All the women who worked on weaving rugs were enthusiastic about the newfound changes in their lives. They had financial independence, some of them were now able to send their children to school, and some of the women themselves attended the literacy program run by the JR foundation. They women are able to see the end value of what they do each day. They feel respected as equal and valuable partners by the organization and the community around them. The first time the women ever visited the JR office was a landmark experience because they saw the final product of months of collaborative effort. The women understand that they are part of a unique and inclusive family.
JR has also launched the Weavers Design awards where the weavers designed a rug on their own. Though the Weaver Design Award is a recent endeavor, it is remarkable that JR recognized these women as artisans and not merely weavers. As social entrepreneurs themselves, our Fellows found it very difficult to say goodbye to these incredibly resilient and resourceful women. Their story inspired each of us to think more deeply about the communities we work with and how essential it is to ensure their participation and enthusiasm in any successful social enterprise.
On our return to Mumbai, the Incubation team at UnLtd India reflected upon the insights gained from our visit to Jaipur Rugs. Our own observations, coupled with insights from our Fellows culminated in “The Value Rug”. The Value Rug sets out the philosophy and context for Livelihoods enterprises; it highlights key ideas and practices that entrepreneurs must adopt as they work to create sustainable livelihoods that allow beneficiaries to lead lives of dignity.
As the founder of Jaipur Rugs N.K. Chaudhary says, “Sometimes you find beauty in most unexpected ways”. It was his passion for people, passion for art and the drive to do things differently that has made him an exceptional individual, a humble and nurturing person and an entrepreneur who is highly respected by all.
The values driven by N.K. Chaudhary’s vision and adopted on every level of the organization have propelled Jaipur Rugs to enormous success. The most crucial value is recognizing the beneficiary as an artist. N.K. Chaudhary’s passion for the front-line that led him to foster a culture of respect, passion, unlearning to learn and ownership all of which ultimately led to the empowerment of beneficiaries. Operational efficiency comes with high quality standards when practiced as a philosophy within the organization. Transparency and regular communication at all levels within the organization is a good practice to bring higher levels of ownership. The bottom-up approach where the beneficiaries are involved in planning the timeline for creating a rug is a great example of practicing the value of ownership. The measure of impact also lies in the fact that how the livelihoods intervention has resulted in changing their lives just beyond the income. The sheer awareness of the right utilization of the income earned and savings done can be attributed as a deeper impact. The interventions that also lead to beneficiaries’ literacy will have a huge impact in the lives of their children.
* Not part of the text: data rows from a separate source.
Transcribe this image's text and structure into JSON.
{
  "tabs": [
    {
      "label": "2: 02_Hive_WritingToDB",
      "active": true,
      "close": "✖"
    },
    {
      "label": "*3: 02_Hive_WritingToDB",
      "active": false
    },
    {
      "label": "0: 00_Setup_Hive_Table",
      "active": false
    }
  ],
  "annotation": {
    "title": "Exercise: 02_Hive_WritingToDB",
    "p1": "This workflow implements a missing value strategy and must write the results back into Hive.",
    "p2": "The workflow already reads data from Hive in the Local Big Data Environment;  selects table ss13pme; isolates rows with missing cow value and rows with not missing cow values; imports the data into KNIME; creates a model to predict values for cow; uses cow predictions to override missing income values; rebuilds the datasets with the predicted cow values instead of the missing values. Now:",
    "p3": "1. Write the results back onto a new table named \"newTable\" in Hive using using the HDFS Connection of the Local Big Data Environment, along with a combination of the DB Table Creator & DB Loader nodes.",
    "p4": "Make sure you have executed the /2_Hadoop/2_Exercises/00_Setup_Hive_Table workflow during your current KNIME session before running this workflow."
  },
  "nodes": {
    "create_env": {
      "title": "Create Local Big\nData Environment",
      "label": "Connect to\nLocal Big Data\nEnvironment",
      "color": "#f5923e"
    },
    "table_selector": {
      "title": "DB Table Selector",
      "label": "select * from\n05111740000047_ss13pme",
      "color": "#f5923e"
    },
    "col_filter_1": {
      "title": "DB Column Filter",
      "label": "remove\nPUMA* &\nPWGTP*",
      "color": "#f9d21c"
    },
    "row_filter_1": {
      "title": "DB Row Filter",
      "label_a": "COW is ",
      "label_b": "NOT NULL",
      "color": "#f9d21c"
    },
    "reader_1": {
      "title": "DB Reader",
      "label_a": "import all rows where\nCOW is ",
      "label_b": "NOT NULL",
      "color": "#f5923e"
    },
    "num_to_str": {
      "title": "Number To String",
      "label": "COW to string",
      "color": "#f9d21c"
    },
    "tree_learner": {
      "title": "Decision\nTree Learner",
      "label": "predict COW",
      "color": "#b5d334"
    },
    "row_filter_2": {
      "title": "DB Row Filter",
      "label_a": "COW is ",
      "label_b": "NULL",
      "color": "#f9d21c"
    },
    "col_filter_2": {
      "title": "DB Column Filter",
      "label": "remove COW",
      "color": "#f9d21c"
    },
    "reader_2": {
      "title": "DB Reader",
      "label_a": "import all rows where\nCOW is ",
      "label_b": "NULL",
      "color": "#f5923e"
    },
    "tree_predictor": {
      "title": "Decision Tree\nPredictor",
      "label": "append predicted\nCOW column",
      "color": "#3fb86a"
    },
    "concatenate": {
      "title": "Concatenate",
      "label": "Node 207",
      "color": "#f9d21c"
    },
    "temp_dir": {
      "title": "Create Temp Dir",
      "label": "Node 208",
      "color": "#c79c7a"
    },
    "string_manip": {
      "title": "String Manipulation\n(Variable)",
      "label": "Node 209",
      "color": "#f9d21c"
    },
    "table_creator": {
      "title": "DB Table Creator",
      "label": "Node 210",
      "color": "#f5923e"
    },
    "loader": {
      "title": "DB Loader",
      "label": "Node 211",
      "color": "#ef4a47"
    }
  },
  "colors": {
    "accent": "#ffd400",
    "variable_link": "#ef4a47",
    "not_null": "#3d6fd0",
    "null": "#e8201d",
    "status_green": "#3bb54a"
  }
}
Visiting Jaipur Rugs was an incredible experience for our Fellows and we were thrilled to provide them with this opportunity. As we strive to enrich our incubation program for all current Fellows, we are also excited to scout for entrepreneurs for our newest class. Applications are open until the 31st of October. For more information, please visit our website.